while in general it is true that "due to written Devanāgarī's isomorphic correspondence with spoken Sanskrit, any transliteration of Devanāgarī is automatically a phonetic transcription of Sanskrit, and vice versa", this isomorphism breaks down in the case of the "non-letters" upadhmaniya, jihvamuliya, candrabindu and friends. Afaik, usage of these symbols vary between Vedic schools and manuscript traditions, and we would need to consult expert literature to figure out exactly who uses which to signify what. The simple IAST to Devanagari correspondence breaks down if you really want to go into the gory details of manuscript tradition.

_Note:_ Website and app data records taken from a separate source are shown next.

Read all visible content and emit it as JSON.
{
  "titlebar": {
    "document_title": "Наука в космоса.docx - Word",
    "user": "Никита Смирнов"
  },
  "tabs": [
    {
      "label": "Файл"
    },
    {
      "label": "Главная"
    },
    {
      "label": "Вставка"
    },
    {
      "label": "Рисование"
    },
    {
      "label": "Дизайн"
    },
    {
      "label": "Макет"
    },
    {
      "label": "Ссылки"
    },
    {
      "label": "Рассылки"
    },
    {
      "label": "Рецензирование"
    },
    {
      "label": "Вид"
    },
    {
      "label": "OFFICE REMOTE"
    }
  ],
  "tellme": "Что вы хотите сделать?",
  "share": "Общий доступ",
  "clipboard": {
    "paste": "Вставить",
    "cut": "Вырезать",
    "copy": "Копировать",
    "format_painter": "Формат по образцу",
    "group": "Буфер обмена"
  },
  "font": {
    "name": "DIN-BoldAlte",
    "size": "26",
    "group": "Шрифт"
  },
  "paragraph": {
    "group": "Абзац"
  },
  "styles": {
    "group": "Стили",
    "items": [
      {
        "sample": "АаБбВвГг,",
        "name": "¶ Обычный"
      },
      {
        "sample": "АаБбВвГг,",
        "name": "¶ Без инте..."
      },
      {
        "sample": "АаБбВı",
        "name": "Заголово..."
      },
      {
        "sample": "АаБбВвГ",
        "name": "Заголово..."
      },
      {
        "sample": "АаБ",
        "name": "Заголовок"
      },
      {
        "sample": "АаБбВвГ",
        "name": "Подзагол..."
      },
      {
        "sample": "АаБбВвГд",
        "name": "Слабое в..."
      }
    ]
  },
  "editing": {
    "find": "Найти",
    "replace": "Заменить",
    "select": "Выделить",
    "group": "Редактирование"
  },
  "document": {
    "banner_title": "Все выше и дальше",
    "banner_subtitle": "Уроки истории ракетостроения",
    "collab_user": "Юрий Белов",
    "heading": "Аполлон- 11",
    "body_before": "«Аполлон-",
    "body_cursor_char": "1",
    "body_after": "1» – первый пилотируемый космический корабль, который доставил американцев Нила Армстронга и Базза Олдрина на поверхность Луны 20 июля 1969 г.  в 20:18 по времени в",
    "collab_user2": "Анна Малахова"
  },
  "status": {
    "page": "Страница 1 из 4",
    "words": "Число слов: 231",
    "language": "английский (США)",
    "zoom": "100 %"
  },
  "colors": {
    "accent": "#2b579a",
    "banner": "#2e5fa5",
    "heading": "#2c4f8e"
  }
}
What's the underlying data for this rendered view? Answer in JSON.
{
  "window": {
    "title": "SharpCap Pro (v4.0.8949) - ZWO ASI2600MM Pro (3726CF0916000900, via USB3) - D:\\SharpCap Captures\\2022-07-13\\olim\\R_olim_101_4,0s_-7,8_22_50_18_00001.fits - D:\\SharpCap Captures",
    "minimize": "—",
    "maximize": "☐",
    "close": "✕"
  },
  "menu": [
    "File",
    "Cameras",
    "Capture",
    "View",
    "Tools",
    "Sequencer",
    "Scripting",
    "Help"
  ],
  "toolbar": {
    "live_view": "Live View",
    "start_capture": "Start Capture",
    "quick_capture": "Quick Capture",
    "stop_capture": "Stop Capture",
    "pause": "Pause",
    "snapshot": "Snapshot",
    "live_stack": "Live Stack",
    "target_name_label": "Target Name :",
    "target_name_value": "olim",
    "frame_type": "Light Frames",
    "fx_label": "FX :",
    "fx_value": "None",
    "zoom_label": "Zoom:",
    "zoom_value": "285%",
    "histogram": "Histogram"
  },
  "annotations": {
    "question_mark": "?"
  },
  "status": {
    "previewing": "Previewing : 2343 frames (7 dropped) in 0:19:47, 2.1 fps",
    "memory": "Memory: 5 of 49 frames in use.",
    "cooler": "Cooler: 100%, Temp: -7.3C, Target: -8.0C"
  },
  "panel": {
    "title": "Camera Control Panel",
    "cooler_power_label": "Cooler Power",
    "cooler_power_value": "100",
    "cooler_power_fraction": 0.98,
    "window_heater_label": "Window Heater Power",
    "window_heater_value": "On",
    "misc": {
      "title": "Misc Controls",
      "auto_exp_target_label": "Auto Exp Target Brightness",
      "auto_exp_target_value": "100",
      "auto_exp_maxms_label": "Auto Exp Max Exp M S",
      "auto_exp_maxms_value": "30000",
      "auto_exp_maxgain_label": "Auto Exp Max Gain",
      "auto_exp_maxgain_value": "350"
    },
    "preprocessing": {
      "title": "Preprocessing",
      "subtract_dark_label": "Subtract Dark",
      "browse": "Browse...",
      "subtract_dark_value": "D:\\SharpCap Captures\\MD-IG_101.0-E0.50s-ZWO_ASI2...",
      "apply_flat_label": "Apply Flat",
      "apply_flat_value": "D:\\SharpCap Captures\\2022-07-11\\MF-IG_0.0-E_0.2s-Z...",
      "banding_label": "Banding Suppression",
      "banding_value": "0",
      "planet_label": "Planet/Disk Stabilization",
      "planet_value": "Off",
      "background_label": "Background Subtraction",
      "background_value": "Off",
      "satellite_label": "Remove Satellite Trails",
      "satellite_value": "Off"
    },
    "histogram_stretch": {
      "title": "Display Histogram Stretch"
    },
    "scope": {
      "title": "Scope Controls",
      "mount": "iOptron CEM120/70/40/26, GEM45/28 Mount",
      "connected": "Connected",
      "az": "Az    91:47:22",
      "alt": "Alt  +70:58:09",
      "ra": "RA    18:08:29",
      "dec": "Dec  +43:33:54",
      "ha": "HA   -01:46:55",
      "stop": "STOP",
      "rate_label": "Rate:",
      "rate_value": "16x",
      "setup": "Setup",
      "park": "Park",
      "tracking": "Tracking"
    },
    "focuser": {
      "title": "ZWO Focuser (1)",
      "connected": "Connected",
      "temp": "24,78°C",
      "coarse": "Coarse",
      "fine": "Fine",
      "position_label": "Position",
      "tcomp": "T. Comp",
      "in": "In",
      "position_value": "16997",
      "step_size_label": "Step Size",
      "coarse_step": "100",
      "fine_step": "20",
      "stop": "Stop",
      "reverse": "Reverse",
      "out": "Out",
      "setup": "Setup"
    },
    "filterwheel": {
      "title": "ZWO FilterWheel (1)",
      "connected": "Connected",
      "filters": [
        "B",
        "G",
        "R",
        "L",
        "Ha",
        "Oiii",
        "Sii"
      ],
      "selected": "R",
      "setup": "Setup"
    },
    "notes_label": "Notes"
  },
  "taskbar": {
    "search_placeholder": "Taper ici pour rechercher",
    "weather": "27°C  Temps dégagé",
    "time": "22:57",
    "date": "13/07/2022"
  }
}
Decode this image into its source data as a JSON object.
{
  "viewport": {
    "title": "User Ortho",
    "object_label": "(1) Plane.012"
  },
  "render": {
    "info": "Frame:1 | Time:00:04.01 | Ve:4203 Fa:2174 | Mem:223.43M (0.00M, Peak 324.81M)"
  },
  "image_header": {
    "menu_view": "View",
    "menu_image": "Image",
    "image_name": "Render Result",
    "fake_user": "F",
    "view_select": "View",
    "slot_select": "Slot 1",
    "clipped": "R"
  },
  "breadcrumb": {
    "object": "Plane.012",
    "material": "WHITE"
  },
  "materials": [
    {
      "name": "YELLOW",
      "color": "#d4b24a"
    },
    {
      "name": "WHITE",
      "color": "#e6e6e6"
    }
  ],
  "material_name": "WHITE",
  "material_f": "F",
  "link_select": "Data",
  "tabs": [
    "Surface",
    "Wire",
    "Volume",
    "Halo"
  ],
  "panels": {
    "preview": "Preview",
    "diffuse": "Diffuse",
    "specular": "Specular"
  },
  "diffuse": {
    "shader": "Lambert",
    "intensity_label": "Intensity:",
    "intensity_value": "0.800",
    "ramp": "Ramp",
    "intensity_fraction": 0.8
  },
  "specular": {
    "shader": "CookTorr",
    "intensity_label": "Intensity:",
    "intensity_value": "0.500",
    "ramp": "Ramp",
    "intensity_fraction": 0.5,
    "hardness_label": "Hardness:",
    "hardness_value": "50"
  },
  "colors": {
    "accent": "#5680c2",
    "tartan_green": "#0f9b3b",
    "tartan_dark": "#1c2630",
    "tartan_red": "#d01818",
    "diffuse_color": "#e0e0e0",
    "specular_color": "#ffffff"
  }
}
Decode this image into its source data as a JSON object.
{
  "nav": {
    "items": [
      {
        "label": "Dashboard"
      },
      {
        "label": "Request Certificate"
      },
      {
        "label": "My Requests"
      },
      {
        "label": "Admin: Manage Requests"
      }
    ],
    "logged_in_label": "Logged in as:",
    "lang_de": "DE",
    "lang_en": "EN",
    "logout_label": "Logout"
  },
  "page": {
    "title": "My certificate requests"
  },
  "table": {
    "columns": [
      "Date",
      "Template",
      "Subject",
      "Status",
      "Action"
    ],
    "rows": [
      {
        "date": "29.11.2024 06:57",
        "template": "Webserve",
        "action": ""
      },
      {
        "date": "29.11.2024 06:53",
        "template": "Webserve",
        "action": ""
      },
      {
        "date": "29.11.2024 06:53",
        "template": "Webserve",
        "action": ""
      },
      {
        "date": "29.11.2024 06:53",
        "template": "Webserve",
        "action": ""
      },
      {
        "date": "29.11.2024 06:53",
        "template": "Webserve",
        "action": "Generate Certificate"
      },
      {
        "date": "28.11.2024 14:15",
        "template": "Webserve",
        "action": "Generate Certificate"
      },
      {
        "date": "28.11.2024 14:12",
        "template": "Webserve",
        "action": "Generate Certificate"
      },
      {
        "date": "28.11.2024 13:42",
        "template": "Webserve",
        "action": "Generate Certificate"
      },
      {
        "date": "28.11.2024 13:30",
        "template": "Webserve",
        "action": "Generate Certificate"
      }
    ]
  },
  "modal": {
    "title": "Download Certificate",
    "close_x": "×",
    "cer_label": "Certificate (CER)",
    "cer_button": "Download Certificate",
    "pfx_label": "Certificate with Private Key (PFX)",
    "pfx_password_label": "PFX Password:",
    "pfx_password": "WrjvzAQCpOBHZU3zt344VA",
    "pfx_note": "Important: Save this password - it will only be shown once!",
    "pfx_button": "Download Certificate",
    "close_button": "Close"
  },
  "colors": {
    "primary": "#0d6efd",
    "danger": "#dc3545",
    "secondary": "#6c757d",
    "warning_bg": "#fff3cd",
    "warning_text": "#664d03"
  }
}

If it is deemed desirable to transcribe candrabindu, usually simple will be used, but I do not know if this was part of the original 1894 definition of IAST. --dab (𒁳) 12:10, 18 May 2009 (UTC)--dab (𒁳) 12:10, 18 May 2009 (UTC)

It was, as were the symbols for upadhmaniya and jihvamuliya. -- Arvind (talk) 10:44, 21 May 2009 (UTC)
Incidentally, in case anyone wants to look up the original specification, whilst copies of the original report are quite hard to find, an English translation of the report was published in JRAS 1895 at pp 879-892. -- Arvind (talk) 00:37, 22 May 2009 (UTC)
A PDF of the commission report can be found at the very bottom of the resource link http://www.umich.edu/~shashir/sanskrit_transcription.html 141.211.38.10 (talk) 22:32, 24 September 2009 (UTC)

om[edit]

Om is also one letter that is used a lot in Sanskrit literature. Please add it. -- 11:00, 24 Jul 2009 —Preceding unsigned comment added by 61.8.134.131 (talk)

oṃ isn't a letter it's a syllable made up on the vowel o ओ or au औ with anusvāra ं or anunasika ँ. Therefore it has no place in the alphabet. mahaabaala (talk) 15:05, 1 October 2011 (UTC)

[edit]

The pages states that: owing to confusion of the vowel l sign in Sanskrit (here ḷ) and the need for the same sign for the retroflexive consonant ḷ, which is found in Pāḷi.

In practice there's no confusion because Sanskrit does not have a retroflex consonant ळ; and Pāli does not have a vowel ऌ. mahaabaala (talk) 15:04, 1 October 2011 (UTC)

Confusing conjuncts[edit]

Probably silly question, but: As I understand it, IAST should provide a 1-1-mapping from Devanagari to roman and back. But क्‍ह and ख both map to IAST kha, likewise ब्‍ह and भ to bha. Which point am I missing? --WolfgangRieger (talk) 18:37, 11 March 2013 (UTC)